The panel agreed that educating audiences about what they are reading and where they can find accurate, impartial information is essential. Whilst quality news organisations continue to work to high standards, they need to be incredible transparent and earn back trust by communicating what they are doing.
To that end, Wilkinson explained that the BBC has a public-facing website that “covers everything from misinformation to disinformation, to debunking rumours and theories doing the rounds on social media”.
Publishers need to work together
But it’s not something a single news organisation can do in isolation.

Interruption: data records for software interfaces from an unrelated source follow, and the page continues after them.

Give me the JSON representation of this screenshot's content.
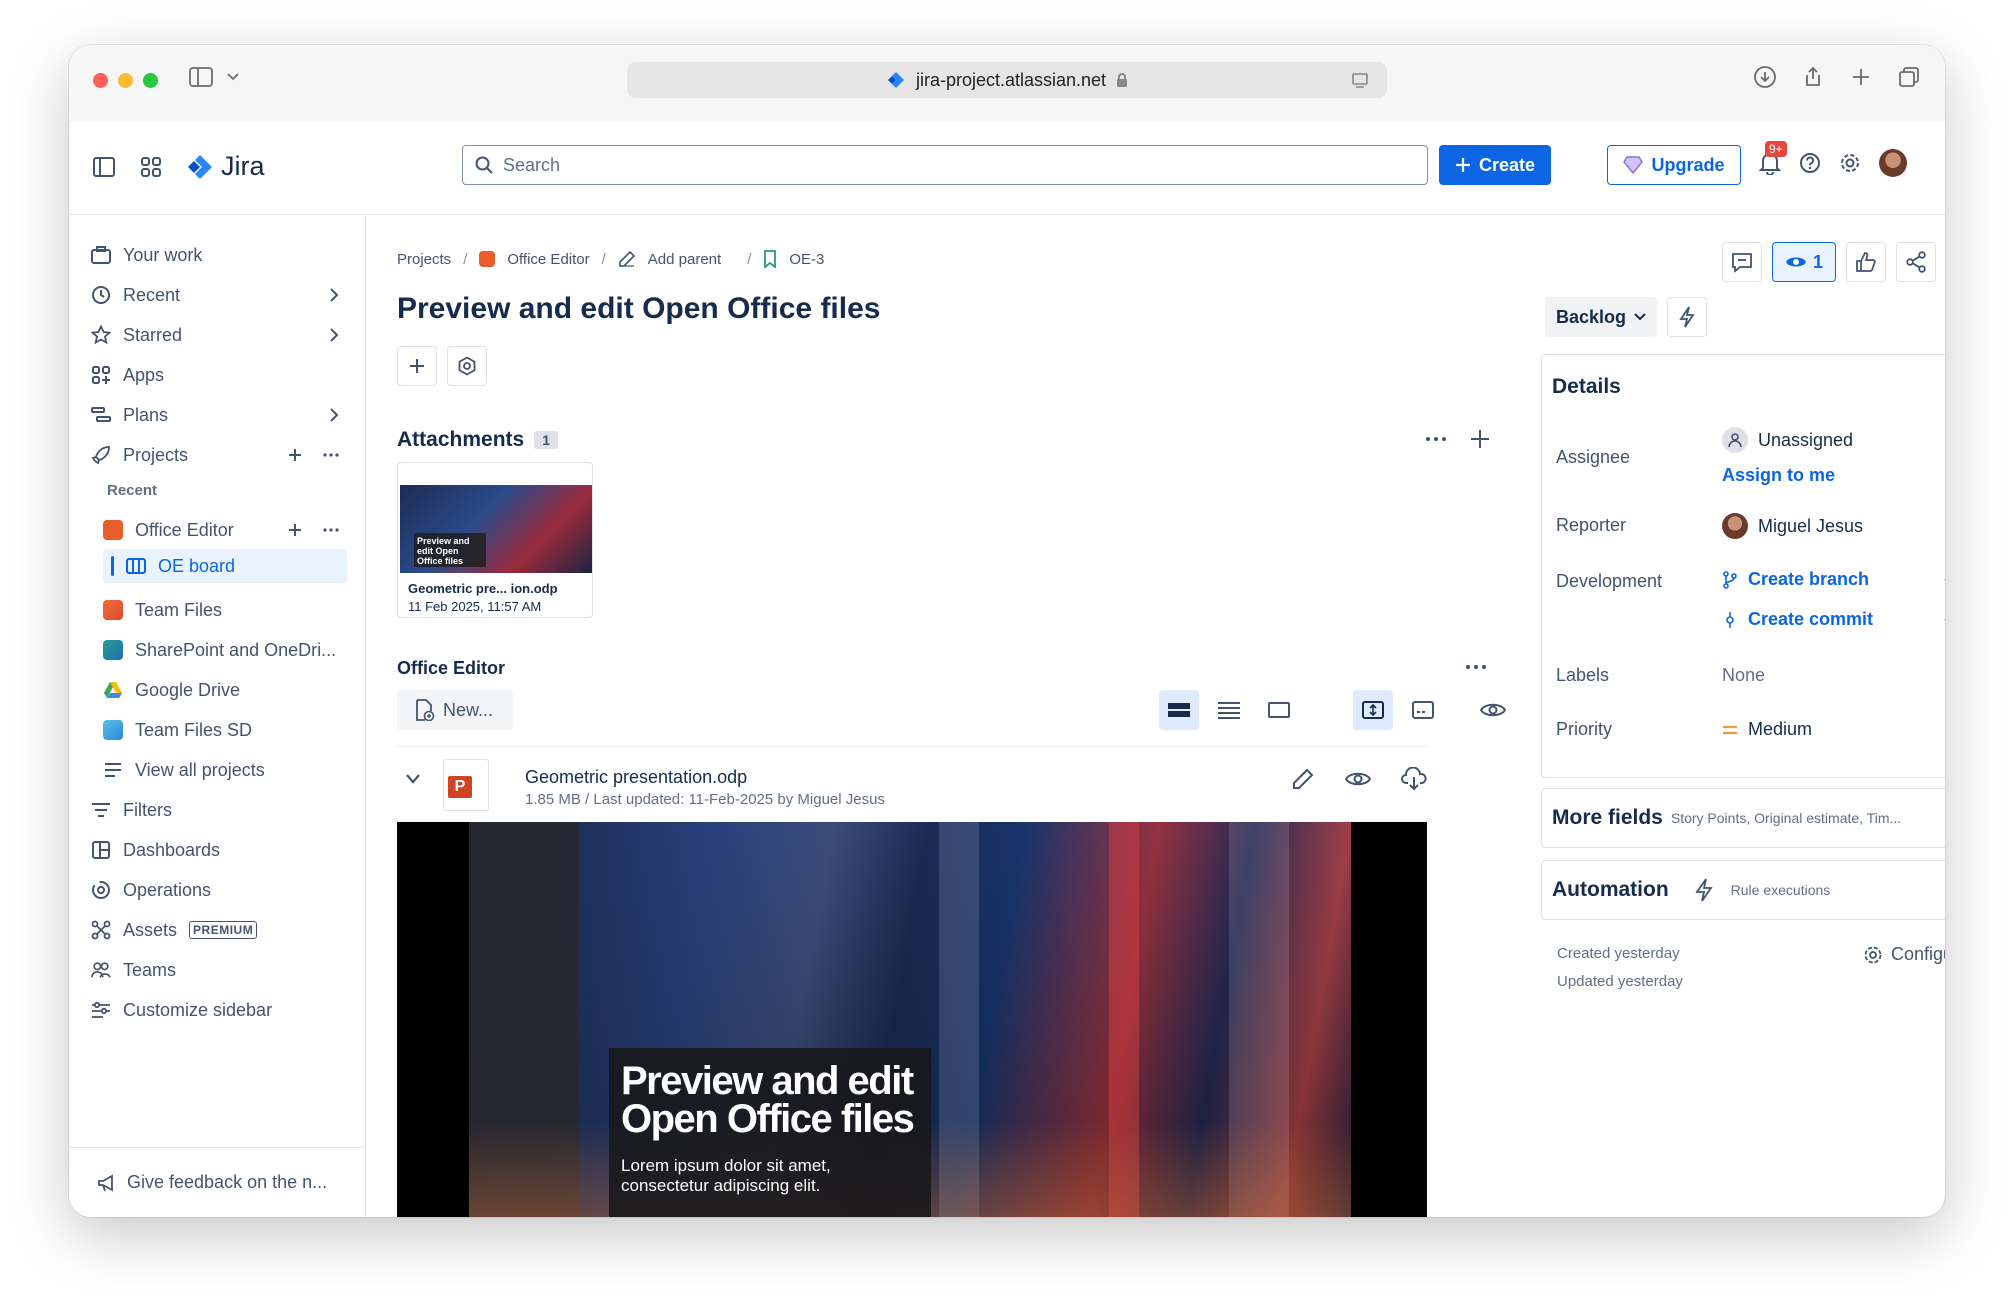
{
  "browser": {
    "url": "jira-project.atlassian.net",
    "traffic_colors": [
      "#ff5f57",
      "#febc2e",
      "#28c840"
    ]
  },
  "topbar": {
    "app_name": "Jira",
    "search_placeholder": "Search",
    "create_label": "Create",
    "upgrade_label": "Upgrade",
    "notifications_badge": "9+"
  },
  "sidebar": {
    "items": [
      {
        "label": "Your work"
      },
      {
        "label": "Recent"
      },
      {
        "label": "Starred"
      },
      {
        "label": "Apps"
      },
      {
        "label": "Plans"
      },
      {
        "label": "Projects"
      }
    ],
    "recent_label": "Recent",
    "projects": [
      {
        "label": "Office Editor"
      },
      {
        "label": "OE board"
      },
      {
        "label": "Team Files"
      },
      {
        "label": "SharePoint and OneDri..."
      },
      {
        "label": "Google Drive"
      },
      {
        "label": "Team Files SD"
      },
      {
        "label": "View all projects"
      }
    ],
    "bottom_items": [
      {
        "label": "Filters"
      },
      {
        "label": "Dashboards"
      },
      {
        "label": "Operations"
      },
      {
        "label": "Assets"
      },
      {
        "label": "Teams"
      },
      {
        "label": "Customize sidebar"
      }
    ],
    "premium_badge": "PREMIUM",
    "feedback": "Give feedback on the n..."
  },
  "breadcrumb": {
    "projects": "Projects",
    "project": "Office Editor",
    "add_parent": "Add parent",
    "issue_key": "OE-3"
  },
  "issue": {
    "title": "Preview and edit Open Office files"
  },
  "attachments": {
    "heading": "Attachments",
    "count": "1",
    "thumb_title": "Preview and edit Open Office files",
    "file_name": "Geometric pre... ion.odp",
    "file_date": "11 Feb 2025, 11:57 AM"
  },
  "office_editor": {
    "heading": "Office Editor",
    "new_label": "New...",
    "file_name": "Geometric presentation.odp",
    "file_meta": "1.85 MB / Last updated: 11-Feb-2025 by Miguel Jesus",
    "slide_title": "Preview and edit Open Office files",
    "slide_subtitle": "Lorem ipsum dolor sit amet, consectetur adipiscing elit."
  },
  "actions": {
    "watch_count": "1"
  },
  "status": {
    "label": "Backlog"
  },
  "details": {
    "heading": "Details",
    "assignee_label": "Assignee",
    "assignee_value": "Unassigned",
    "assign_to_me": "Assign to me",
    "reporter_label": "Reporter",
    "reporter_value": "Miguel Jesus",
    "development_label": "Development",
    "create_branch": "Create branch",
    "create_commit": "Create commit",
    "labels_label": "Labels",
    "labels_value": "None",
    "priority_label": "Priority",
    "priority_value": "Medium"
  },
  "more_fields": {
    "heading": "More fields",
    "summary": "Story Points, Original estimate, Tim..."
  },
  "automation": {
    "heading": "Automation",
    "summary": "Rule executions"
  },
  "meta": {
    "created": "Created yesterday",
    "updated": "Updated yesterday",
    "configure": "Configure"
  }
}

Last year, the BBC convened the Trusted News Summit. “We’re now working with a number of partners because no one publisher can do this on their own,” Wilkinson said. “It includes the FT, Facebook, Google, Reuters, AFP, where we’re going to try and set up an early warning system because in certain situations, particularly in developing or new democracies, disinformation is actively dangerous.
“We’re trying to establish a framework where one publisher can alert everyone else and the tech platforms and hopefully nip things in the bud before they go completely viral.”
Wilkinson says she’s optimistic about the future: “On polarising subjects, there’ll always be people who believe what they want to believe. But there will be subjects where they will need to know the facts, and if those publications have a track record of being accurate and impartial, they will turn to those outlets. The antidote to all this is keep on doing very good journalism, explain your methods and when you make mistakes, admit them, and hopefully the truth will out.”
As Sarah Thorpe wrapped up the lively debate, her closing observations as chair were:
1. Media literacy as a whole is something we need to work together on as an industry.
2. It’s essential for media owners to earn back trust. This means being incredibly transparent about what they’re doing and demonstrating the value they provide by showing why their content is unique from all the other information sources out there – and particularly digitally.
3. Finally, there is a lot of work to be done to hold the social media platforms to account.
By Belinda Barker, Director, World Media Group
About: The World Media Group is a strategic alliance of leading international media organizations that connects brands with highly engaged, influential audiences in the context of trusted and renowned journalism. Its members include The Atlantic, BBC Global News, Bloomberg Media Group, Business Insider, CNBC, The Economist, Forbes, Fortune, National Geographic, Reuters, The New York Times Company, Time, The Wall Street Journal, The Washington Post, and associate members: Moat, Smartology and The Smithsonian.
The next WMG Smart Briefing, “Brand Safety in a Journalistic / News Environment” is on March 31st. Go to http://world-media-group.com/events/ to reserve a place.